If you're targeting the US market, don't be afraid to put big corporate logos on your site, even though they're more of an EU brand. There are plenty of expats in San Francisco, so it's likely that someone on the team you're contacting will know brands like KBC, ERSTE, etc.
Try more channels, in addition to addressing customers directly. We also tried to work with VCs, accelerators, etc.
Keep in mind that there are always 3 layers in sale:
Why has the company started to address the issue and be interested in this issue? Why has the company become interested in a solution similar to yours? And why should you choose your solution?
Each of these questions will be answered by your potential customer during the business cycle. Be prepared for it. Ask yourself before the meeting, what questions to whom do my stakeholders address? (Which are usually CEO, CSO, CMO, CFO). Also, try to end each appointment so that the customer tells you "yes". Psychologically, this creates the feeling that the negotiations ended positively.
Determine who is the gate keeper and who decides to sign the contract. Prepare tailor-made answers as well as added value for your product or service. In any case, don't forget to get on board the CFO.
If your friend has any contact with someone you would like to meet, do not hesitate to ask him for a performance. Beyond the ocean, it is a common practice today and basically the easiest way to negotiate meetings.
When you go to a meeting with examples of real business problems, the CEO will know that you are on his side and you understand his situation.
If you are rejected by a prospective client, ask why this happened. or create a questionnaire where you can ask that person to fill in (with the fact that you are in a new market and that it would be very helpful to give you feedback).
in our case in San Francisco, we benefited from the case study we have with Producboard. That's why we've also created a custom package for SaaS B2B Enterprise. Once you add references in other verticals, don't be afraid to expand the area.

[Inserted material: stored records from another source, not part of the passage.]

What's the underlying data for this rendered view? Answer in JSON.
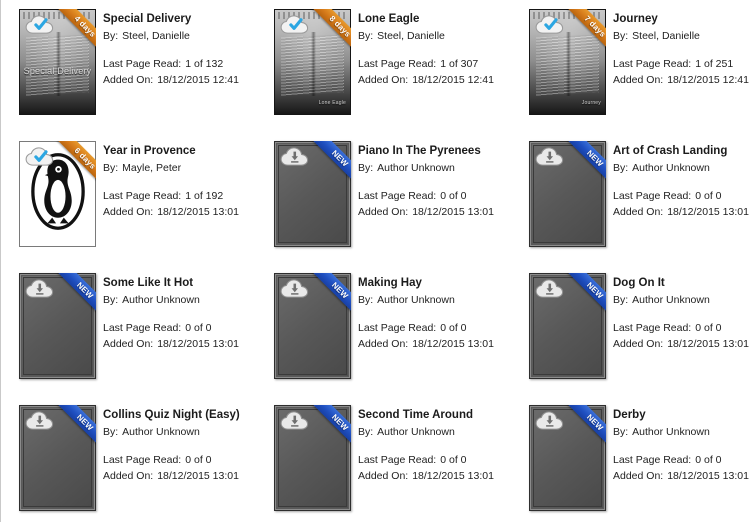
{
  "labels": {
    "by": "By:",
    "last_page_read": "Last Page Read:",
    "added_on": "Added On:"
  },
  "icons": {
    "cloud_downloaded": "cloud-check-icon",
    "cloud_download": "cloud-download-icon"
  },
  "colors": {
    "ribbon_orange": "#d4791a",
    "ribbon_blue": "#1f4fc0",
    "check_blue": "#29a3e0",
    "page_background": "#ffffff"
  },
  "books": [
    {
      "title": "Special Delivery",
      "author": "Steel, Danielle",
      "last_page_read": "1 of 132",
      "added_on": "18/12/2015 12:41",
      "ribbon": "4 days",
      "ribbon_color": "orange",
      "cover": "photo",
      "cover_title": "Special Delivery",
      "cloud_status": "downloaded"
    },
    {
      "title": "Lone Eagle",
      "author": "Steel, Danielle",
      "last_page_read": "1 of 307",
      "added_on": "18/12/2015 12:41",
      "ribbon": "8 days",
      "ribbon_color": "orange",
      "cover": "photo",
      "cover_title": "Lone Eagle",
      "cloud_status": "downloaded"
    },
    {
      "title": "Journey",
      "author": "Steel, Danielle",
      "last_page_read": "1 of 251",
      "added_on": "18/12/2015 12:41",
      "ribbon": "7 days",
      "ribbon_color": "orange",
      "cover": "photo",
      "cover_title": "Journey",
      "cloud_status": "downloaded"
    },
    {
      "title": "Year in Provence",
      "author": "Mayle, Peter",
      "last_page_read": "1 of 192",
      "added_on": "18/12/2015 13:01",
      "ribbon": "6 days",
      "ribbon_color": "orange",
      "cover": "penguin",
      "cover_title": "",
      "cloud_status": "downloaded"
    },
    {
      "title": "Piano In The Pyrenees",
      "author": "Author Unknown",
      "last_page_read": "0 of 0",
      "added_on": "18/12/2015 13:01",
      "ribbon": "NEW",
      "ribbon_color": "blue",
      "cover": "placeholder",
      "cover_title": "",
      "cloud_status": "not_downloaded"
    },
    {
      "title": "Art of Crash Landing",
      "author": "Author Unknown",
      "last_page_read": "0 of 0",
      "added_on": "18/12/2015 13:01",
      "ribbon": "NEW",
      "ribbon_color": "blue",
      "cover": "placeholder",
      "cover_title": "",
      "cloud_status": "not_downloaded"
    },
    {
      "title": "Some Like It Hot",
      "author": "Author Unknown",
      "last_page_read": "0 of 0",
      "added_on": "18/12/2015 13:01",
      "ribbon": "NEW",
      "ribbon_color": "blue",
      "cover": "placeholder",
      "cover_title": "",
      "cloud_status": "not_downloaded"
    },
    {
      "title": "Making Hay",
      "author": "Author Unknown",
      "last_page_read": "0 of 0",
      "added_on": "18/12/2015 13:01",
      "ribbon": "NEW",
      "ribbon_color": "blue",
      "cover": "placeholder",
      "cover_title": "",
      "cloud_status": "not_downloaded"
    },
    {
      "title": "Dog On It",
      "author": "Author Unknown",
      "last_page_read": "0 of 0",
      "added_on": "18/12/2015 13:01",
      "ribbon": "NEW",
      "ribbon_color": "blue",
      "cover": "placeholder",
      "cover_title": "",
      "cloud_status": "not_downloaded"
    },
    {
      "title": "Collins Quiz Night (Easy)",
      "author": "Author Unknown",
      "last_page_read": "0 of 0",
      "added_on": "18/12/2015 13:01",
      "ribbon": "NEW",
      "ribbon_color": "blue",
      "cover": "placeholder",
      "cover_title": "",
      "cloud_status": "not_downloaded"
    },
    {
      "title": "Second Time Around",
      "author": "Author Unknown",
      "last_page_read": "0 of 0",
      "added_on": "18/12/2015 13:01",
      "ribbon": "NEW",
      "ribbon_color": "blue",
      "cover": "placeholder",
      "cover_title": "",
      "cloud_status": "not_downloaded"
    },
    {
      "title": "Derby",
      "author": "Author Unknown",
      "last_page_read": "0 of 0",
      "added_on": "18/12/2015 13:01",
      "ribbon": "NEW",
      "ribbon_color": "blue",
      "cover": "placeholder",
      "cover_title": "",
      "cloud_status": "not_downloaded"
    }
  ]
}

If you want to do a broad market research, buy a booth at a conference that your target audience visits. This gives you feedback that won't cost you so much money. As the service segment is all about references, our mentor Marvin Liao has always urged us to "get 1 customer, add 0", and then it will go back left.
Finally, think about which other businesses are selling to the same customers as you and offer them collaboration.

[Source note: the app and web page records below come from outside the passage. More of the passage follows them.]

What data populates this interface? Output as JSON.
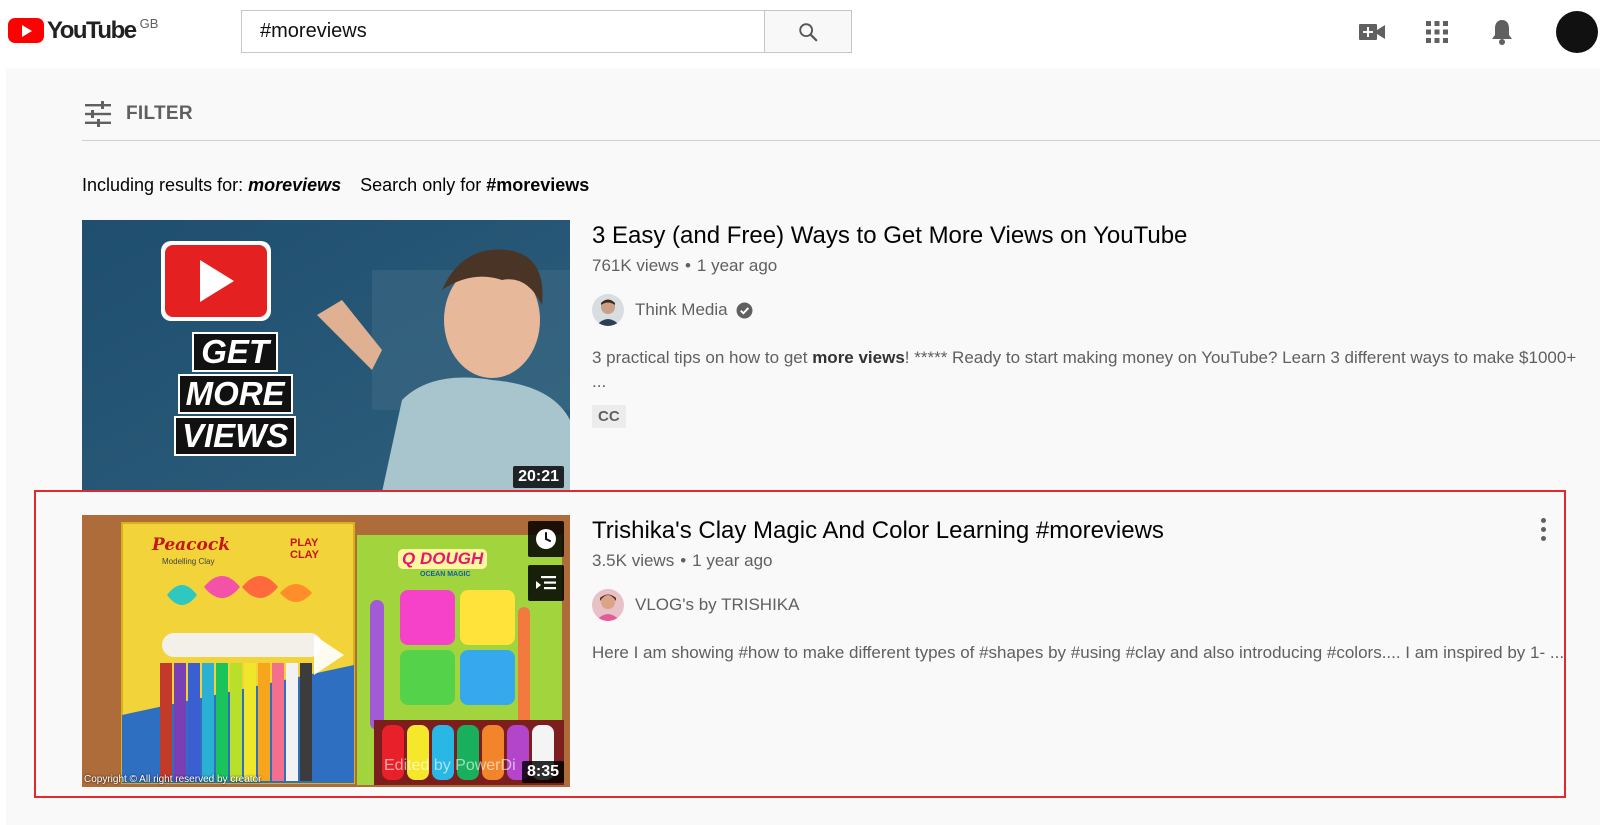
{
  "masthead": {
    "logo_text": "YouTube",
    "region": "GB",
    "search_value": "#moreviews",
    "icons": [
      "create-video-icon",
      "apps-grid-icon",
      "notifications-bell-icon",
      "account-avatar"
    ]
  },
  "filter": {
    "label": "FILTER"
  },
  "spelling": {
    "including_prefix": "Including results for: ",
    "including_term": "moreviews",
    "search_only_prefix": "Search only for ",
    "search_only_term": "#moreviews"
  },
  "videos": [
    {
      "title": "3 Easy (and Free) Ways to Get More Views on YouTube",
      "views": "761K views",
      "age": "1 year ago",
      "channel": "Think Media",
      "verified": true,
      "description_pre": "3 practical tips on how to get ",
      "description_bold": "more views",
      "description_post": "! ***** Ready to start making money on YouTube? Learn 3 different ways to make $1000+ ...",
      "badge": "CC",
      "duration": "20:21",
      "thumb_text": [
        "GET",
        "MORE",
        "VIEWS"
      ]
    },
    {
      "title": "Trishika's Clay Magic And Color Learning #moreviews",
      "views": "3.5K views",
      "age": "1 year ago",
      "channel": "VLOG's by TRISHIKA",
      "verified": false,
      "description": "Here I am showing #how to make different types of #shapes by #using #clay and also introducing #colors.... I am inspired by 1- ...",
      "duration": "8:35",
      "thumb_caption": "Copyright © All right reserved by creator",
      "thumb_watermark": "Edited by PowerDi",
      "thumb_brand_left": "Peacock",
      "thumb_brand_left_sub": "Modelling Clay",
      "thumb_play_clay": "PLAY CLAY",
      "thumb_brand_right": "Q DOUGH",
      "thumb_brand_right_sub": "OCEAN MAGIC"
    }
  ],
  "colors": {
    "brand_red": "#ff0000",
    "highlight_border": "#e0292e",
    "page_bg": "#f9f9f9"
  }
}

Before you recruit a person, close 2-3 deals yourself so you know how much energy and time it takes.
To find out the quality of sales people in another country, count on having at least 20 interviews with different sales people. If you want to have a U.S. merchant, consider the concept of having two part-time merchants. You can compare them better and both can be at different ends of the US. Push as much as possible on the lowest fixed salary component and higher performance.
When recruiting merchants, think in advance about the support you give them. For example, whether and how well you have set up a process to generate leads for the merchant, or if you have the appropriate technical support for phone calls and for making business offers.

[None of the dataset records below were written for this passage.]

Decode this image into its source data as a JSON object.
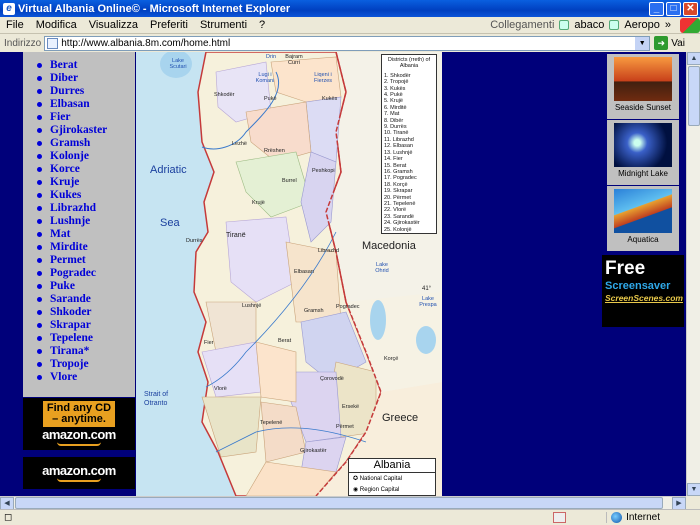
{
  "window": {
    "title": "Virtual Albania Online© - Microsoft Internet Explorer",
    "minimize": "_",
    "maximize": "□",
    "close": "✕"
  },
  "menu": {
    "items": [
      "File",
      "Modifica",
      "Visualizza",
      "Preferiti",
      "Strumenti",
      "?"
    ],
    "links_label": "Collegamenti",
    "links": [
      "abaco",
      "Aeropo"
    ],
    "chevron": "»"
  },
  "address": {
    "label": "Indirizzo",
    "url": "http://www.albania.8m.com/home.html",
    "go_label": "Vai"
  },
  "nav": {
    "items": [
      "Berat",
      "Diber",
      "Durres",
      "Elbasan",
      "Fier",
      "Gjirokaster",
      "Gramsh",
      "Kolonje",
      "Korce",
      "Kruje",
      "Kukes",
      "Librazhd",
      "Lushnje",
      "Mat",
      "Mirdite",
      "Permet",
      "Pogradec",
      "Puke",
      "Sarande",
      "Shkoder",
      "Skrapar",
      "Tepelene",
      "Tirana*",
      "Tropoje",
      "Vlore"
    ]
  },
  "amazon": {
    "banner_line1": "Find any CD",
    "banner_line2": "– anytime.",
    "logo": "amazon.com",
    "logo2": "amazon.com"
  },
  "map": {
    "seas": [
      "Adriatic",
      "Sea",
      "Strait of Otranto"
    ],
    "countries": [
      "Macedonia",
      "Greece"
    ],
    "legend_title": "Districts (rreth) of Albania",
    "districts": [
      "1. Shkodër",
      "2. Tropojë",
      "3. Kukës",
      "4. Pukë",
      "5. Krujë",
      "6. Mirditë",
      "7. Mat",
      "8. Dibër",
      "9. Durrës",
      "10. Tiranë",
      "11. Librazhd",
      "12. Elbasan",
      "13. Lushnjë",
      "14. Fier",
      "15. Berat",
      "16. Gramsh",
      "17. Pogradec",
      "18. Korçë",
      "19. Skrapar",
      "20. Përmet",
      "21. Tepelenë",
      "22. Vlorë",
      "23. Sarandë",
      "24. Gjirokastër",
      "25. Kolonjë"
    ],
    "key_title": "Albania",
    "key_items": [
      "National Capital",
      "Region Capital"
    ],
    "towns": [
      "Bajram Curri",
      "Shkodër",
      "Pukë",
      "Kukës",
      "Lezhë",
      "Rrëshen",
      "Burrel",
      "Peshkopi",
      "Krujë",
      "Tiranë",
      "Durrës",
      "Librazhd",
      "Elbasan",
      "Lushnjë",
      "Gramsh",
      "Pogradec",
      "Fier",
      "Berat",
      "Korçë",
      "Vlorë",
      "Çorovodë",
      "Ersekë",
      "Tepelenë",
      "Përmet",
      "Gjirokastër"
    ],
    "waters": [
      "Lake Scutari",
      "Lake Ohrid",
      "Lake Prespa",
      "Drin",
      "Lugi i Komani",
      "Liqeni i Fierzes"
    ],
    "coord": "41°"
  },
  "screensavers": {
    "items": [
      "Seaside Sunset",
      "Midnight Lake",
      "Aquatica"
    ],
    "free_line1": "Free",
    "free_line2": "Screensaver",
    "free_line3": "ScreenScenes.com"
  },
  "status": {
    "zone": "Internet"
  }
}
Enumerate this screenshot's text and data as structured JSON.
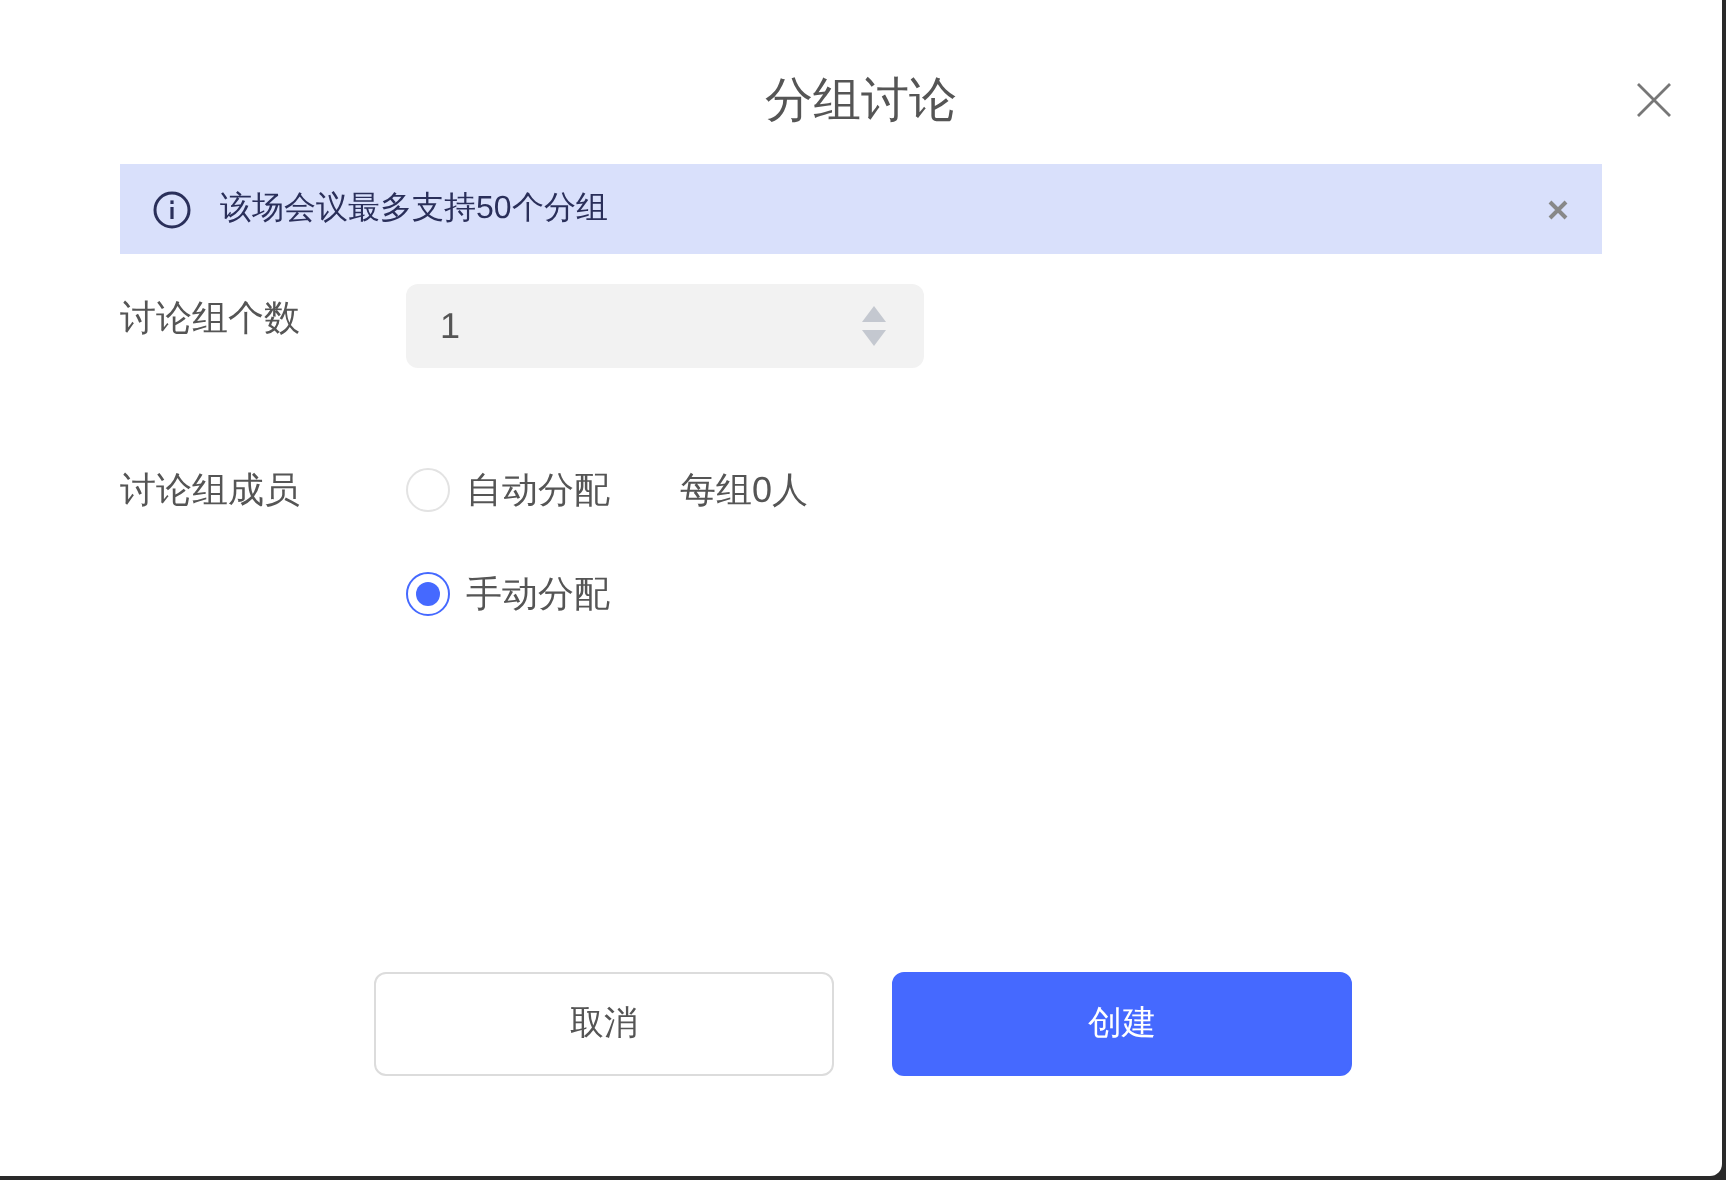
{
  "dialog": {
    "title": "分组讨论"
  },
  "notice": {
    "text": "该场会议最多支持50个分组"
  },
  "group_count": {
    "label": "讨论组个数",
    "value": "1"
  },
  "members": {
    "label": "讨论组成员",
    "options": [
      {
        "label": "自动分配",
        "selected": false,
        "note": "每组0人"
      },
      {
        "label": "手动分配",
        "selected": true
      }
    ]
  },
  "buttons": [
    {
      "label": "取消",
      "kind": "secondary"
    },
    {
      "label": "创建",
      "kind": "primary"
    }
  ]
}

In the end, never forget that the old known “Hire fast, fire even faster” always applies!
Since last autumn, she works as Expansion and Business Development Director at Enehano Solutions, where she is currently in charge of the company’s entry into the US market. It is with the development and expansion of companies, especially in CEE markets, that she has several years of experience when she previously worked as a country manager at Staffino or a relationship manager in the finances of the Dateio startup. Zuzana studied translation and interpreting in English and Portuguese. During her studies she worked for three years in the student organization AIESEC, where she worked as a country manager for Slovakia last year and was responsible not only for the growth of seven local branches, but also for the personal and career development of 400 students. In her spare time, she helps with iKid educational projects, Google for Startups and building the startup community in Prague through Startup Weekend Prague.